Interface dataset entries:
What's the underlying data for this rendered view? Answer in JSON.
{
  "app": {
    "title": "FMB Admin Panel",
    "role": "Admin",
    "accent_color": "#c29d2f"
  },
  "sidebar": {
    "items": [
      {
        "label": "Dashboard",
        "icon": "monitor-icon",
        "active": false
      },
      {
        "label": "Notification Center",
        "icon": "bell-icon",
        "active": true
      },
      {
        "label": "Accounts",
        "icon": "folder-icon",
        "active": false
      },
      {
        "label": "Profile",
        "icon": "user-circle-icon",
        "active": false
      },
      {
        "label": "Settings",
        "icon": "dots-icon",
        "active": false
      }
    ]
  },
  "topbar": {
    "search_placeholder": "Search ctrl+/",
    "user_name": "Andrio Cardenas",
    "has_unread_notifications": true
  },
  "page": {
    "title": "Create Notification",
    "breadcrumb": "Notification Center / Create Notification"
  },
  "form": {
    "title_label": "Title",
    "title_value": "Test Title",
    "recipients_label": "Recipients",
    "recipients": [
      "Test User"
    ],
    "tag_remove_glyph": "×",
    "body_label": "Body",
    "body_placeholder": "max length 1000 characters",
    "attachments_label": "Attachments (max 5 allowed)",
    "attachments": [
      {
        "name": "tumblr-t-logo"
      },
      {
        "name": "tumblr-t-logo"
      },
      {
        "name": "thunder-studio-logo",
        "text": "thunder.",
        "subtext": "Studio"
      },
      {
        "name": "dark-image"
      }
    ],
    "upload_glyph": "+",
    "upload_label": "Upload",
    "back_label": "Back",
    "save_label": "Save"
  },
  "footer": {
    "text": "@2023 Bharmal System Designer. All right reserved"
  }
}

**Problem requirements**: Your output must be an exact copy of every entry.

**Written reply**:
What's the underlying data for this rendered view? Answer in JSON.
{
  "app": {
    "title": "FMB Admin Panel",
    "role": "Admin",
    "accent_color": "#c29d2f"
  },
  "sidebar": {
    "items": [
      {
        "label": "Dashboard",
        "icon": "monitor-icon",
        "active": false
      },
      {
        "label": "Notification Center",
        "icon": "bell-icon",
        "active": true
      },
      {
        "label": "Accounts",
        "icon": "folder-icon",
        "active": false
      },
      {
        "label": "Profile",
        "icon": "user-circle-icon",
        "active": false
      },
      {
        "label": "Settings",
        "icon": "dots-icon",
        "active": false
      }
    ]
  },
  "topbar": {
    "search_placeholder": "Search ctrl+/",
    "user_name": "Andrio Cardenas",
    "has_unread_notifications": true
  },
  "page": {
    "title": "Create Notification",
    "breadcrumb": "Notification Center / Create Notification"
  },
  "form": {
    "title_label": "Title",
    "title_value": "Test Title",
    "recipients_label": "Recipients",
    "recipients": [
      "Test User"
    ],
    "tag_remove_glyph": "×",
    "body_label": "Body",
    "body_placeholder": "max length 1000 characters",
    "attachments_label": "Attachments (max 5 allowed)",
    "attachments": [
      {
        "name": "tumblr-t-logo"
      },
      {
        "name": "tumblr-t-logo"
      },
      {
        "name": "thunder-studio-logo",
        "text": "thunder.",
        "subtext": "Studio"
      },
      {
        "name": "dark-image"
      }
    ],
    "upload_glyph": "+",
    "upload_label": "Upload",
    "back_label": "Back",
    "save_label": "Save"
  },
  "footer": {
    "text": "@2023 Bharmal System Designer. All right reserved"
  }
}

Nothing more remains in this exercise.